Early screenings, new treatments help women survive breast cancer
Posted October 27, 2011
Raleigh, N.C. — Breast cancer survival rates are increasing, thanks to more awareness and advances in treatment, and doctors say the key is arming women with more information about the disease.
Monica Cooper got a clean bill of health from her first mammogram at age 41, a year after the recommended start for annual screening.

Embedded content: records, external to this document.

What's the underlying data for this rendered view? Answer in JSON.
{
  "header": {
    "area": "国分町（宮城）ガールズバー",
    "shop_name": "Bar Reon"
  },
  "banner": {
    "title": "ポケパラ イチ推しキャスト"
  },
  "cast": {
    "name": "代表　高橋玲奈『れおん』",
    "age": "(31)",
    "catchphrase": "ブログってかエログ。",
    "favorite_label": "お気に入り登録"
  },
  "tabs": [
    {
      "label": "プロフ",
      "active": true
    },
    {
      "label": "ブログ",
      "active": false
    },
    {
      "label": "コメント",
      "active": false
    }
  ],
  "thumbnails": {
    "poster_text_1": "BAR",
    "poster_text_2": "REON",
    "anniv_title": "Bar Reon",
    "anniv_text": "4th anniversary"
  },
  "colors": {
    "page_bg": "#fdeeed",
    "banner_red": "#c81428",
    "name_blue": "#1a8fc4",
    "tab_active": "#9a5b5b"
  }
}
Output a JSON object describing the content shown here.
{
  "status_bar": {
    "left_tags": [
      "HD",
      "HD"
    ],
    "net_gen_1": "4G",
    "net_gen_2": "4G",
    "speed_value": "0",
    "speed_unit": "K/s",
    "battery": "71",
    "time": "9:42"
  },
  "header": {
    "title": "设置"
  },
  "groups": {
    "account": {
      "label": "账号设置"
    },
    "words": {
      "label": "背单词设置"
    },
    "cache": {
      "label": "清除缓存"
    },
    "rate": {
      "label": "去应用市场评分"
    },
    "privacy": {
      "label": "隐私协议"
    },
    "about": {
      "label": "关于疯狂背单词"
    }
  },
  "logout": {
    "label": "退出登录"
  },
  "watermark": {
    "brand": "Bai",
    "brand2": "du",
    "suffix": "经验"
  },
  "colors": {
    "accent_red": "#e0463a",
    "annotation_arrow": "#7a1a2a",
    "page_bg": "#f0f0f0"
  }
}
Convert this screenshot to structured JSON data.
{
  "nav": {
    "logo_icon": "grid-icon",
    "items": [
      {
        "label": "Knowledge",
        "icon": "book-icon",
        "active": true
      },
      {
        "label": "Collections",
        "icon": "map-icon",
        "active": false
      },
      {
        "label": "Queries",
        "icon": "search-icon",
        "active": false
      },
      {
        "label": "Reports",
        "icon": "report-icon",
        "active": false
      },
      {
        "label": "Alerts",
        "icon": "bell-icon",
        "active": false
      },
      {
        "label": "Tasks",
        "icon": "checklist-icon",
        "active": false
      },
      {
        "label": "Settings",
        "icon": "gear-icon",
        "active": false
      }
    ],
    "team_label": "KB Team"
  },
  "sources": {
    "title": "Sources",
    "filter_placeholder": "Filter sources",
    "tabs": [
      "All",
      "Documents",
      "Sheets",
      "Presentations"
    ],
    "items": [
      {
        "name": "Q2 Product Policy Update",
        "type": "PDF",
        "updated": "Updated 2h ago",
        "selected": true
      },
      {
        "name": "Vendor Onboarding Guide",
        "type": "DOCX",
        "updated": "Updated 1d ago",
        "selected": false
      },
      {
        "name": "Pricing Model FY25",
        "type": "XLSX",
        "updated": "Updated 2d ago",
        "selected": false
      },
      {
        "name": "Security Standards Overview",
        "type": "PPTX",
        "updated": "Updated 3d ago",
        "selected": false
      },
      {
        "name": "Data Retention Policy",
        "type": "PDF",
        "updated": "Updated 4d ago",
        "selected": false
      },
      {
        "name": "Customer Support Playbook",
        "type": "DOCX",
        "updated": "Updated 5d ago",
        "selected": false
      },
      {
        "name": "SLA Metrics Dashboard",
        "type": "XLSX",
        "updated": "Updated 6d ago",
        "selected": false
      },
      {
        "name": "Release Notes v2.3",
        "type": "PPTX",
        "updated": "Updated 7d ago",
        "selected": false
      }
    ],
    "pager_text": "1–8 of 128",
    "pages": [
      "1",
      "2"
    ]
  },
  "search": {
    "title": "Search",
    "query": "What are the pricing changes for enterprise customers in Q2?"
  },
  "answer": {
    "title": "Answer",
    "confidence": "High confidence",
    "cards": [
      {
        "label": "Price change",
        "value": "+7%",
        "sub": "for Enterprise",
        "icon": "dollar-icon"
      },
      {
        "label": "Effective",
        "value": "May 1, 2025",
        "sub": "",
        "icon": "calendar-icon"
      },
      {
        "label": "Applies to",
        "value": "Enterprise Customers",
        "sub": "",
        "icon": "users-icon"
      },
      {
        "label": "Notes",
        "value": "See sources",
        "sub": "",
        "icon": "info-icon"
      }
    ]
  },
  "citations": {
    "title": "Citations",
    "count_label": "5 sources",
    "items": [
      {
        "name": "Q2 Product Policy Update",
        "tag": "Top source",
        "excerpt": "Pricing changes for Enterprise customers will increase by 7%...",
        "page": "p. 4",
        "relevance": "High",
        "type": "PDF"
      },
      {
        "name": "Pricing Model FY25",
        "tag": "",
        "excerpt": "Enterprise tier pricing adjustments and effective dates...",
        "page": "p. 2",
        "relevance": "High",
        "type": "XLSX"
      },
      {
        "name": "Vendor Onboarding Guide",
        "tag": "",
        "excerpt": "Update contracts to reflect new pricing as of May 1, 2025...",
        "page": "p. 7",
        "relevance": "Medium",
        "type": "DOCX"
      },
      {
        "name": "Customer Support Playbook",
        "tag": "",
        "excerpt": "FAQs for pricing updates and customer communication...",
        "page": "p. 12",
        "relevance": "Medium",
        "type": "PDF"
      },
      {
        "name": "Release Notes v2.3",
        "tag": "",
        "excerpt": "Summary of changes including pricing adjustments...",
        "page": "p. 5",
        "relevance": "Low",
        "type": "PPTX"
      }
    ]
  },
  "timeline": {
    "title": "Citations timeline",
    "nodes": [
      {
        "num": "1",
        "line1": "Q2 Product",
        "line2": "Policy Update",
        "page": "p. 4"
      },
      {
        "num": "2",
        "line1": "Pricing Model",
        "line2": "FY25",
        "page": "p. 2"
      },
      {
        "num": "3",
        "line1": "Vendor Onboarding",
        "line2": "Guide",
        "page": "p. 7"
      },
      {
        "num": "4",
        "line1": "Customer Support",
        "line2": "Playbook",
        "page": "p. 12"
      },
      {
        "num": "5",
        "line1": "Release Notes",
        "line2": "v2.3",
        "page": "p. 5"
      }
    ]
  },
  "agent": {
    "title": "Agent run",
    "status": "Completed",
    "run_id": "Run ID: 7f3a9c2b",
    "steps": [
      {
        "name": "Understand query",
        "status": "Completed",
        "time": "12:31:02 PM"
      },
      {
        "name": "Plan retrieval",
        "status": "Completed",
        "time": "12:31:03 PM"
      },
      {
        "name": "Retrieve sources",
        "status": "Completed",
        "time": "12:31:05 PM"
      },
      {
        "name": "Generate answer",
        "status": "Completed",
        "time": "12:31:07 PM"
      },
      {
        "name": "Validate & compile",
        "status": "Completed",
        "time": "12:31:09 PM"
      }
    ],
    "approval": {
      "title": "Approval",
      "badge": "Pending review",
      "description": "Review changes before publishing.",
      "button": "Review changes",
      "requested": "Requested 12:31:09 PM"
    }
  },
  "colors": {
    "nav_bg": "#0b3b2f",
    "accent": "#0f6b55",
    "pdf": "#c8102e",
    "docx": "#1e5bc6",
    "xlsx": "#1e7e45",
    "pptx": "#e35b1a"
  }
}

She then skipped a year but did a self-exam last March.
"I happened to find a lump and went to my doctor – my regular primary care doctor – and she said, 'Yes, something is definitely there.' The fear just, it just took me for a loop," Cooper said.
Cooper is an example of a trend of younger women being diagnosed with breast cancer.
Two years ago, the U.S. Preventative Health Services Task Force recommended changing screening guidelines to start biennial screening at age 50, similar to European guidelines.
However, 25 percent of women diagnosed with breast cancer are younger than 50.
"These women would be missed; in particular, early cancers that are not palpable would be missed, if we waited," said Dr. Lisa Tolnitch, a breast cancer surgeon with Duke Raleigh Hospital.
An improving survival rate in the U.S. is due to more younger women getting screened, leading to earlier detection, said Tolnitch and Dr. Michael Spiritos, an oncologist with Duke University Medical Center.
In the past 10 years, doctors have been able to offer more targeted treatments for different types of breast tumors.
"There are many subtypes of breast cancer, and I think we're making great strides in some of these subtypes," Spiritos said.
Cooper had special drugs to treat her estrogen-positive tumor, then a lumpectomy. She's now cancer free.
"I never questioned God about it, and because of my faith in God, that's why I truly believe that I am healed today," Cooper said.
Tolnitch said she's looking forward new screening tools, particularly one called tomography. It converts a mammogram into a 3D image, improving doctors' ability to spot tumors. Contrast Enhanced Mammography uses contrast dye to make small tumors more visible, but the method isn't yet approved by the U.S. Food and Drug Administration.
Breast cancer patients, survivors and other people can get more information about the latest treatments Saturday at the Duke Raleigh Women's Oncology Symposium at Duke Raleigh Hospital. The event is free, but people need to register in advance online or by phone at 1-888-275-3853.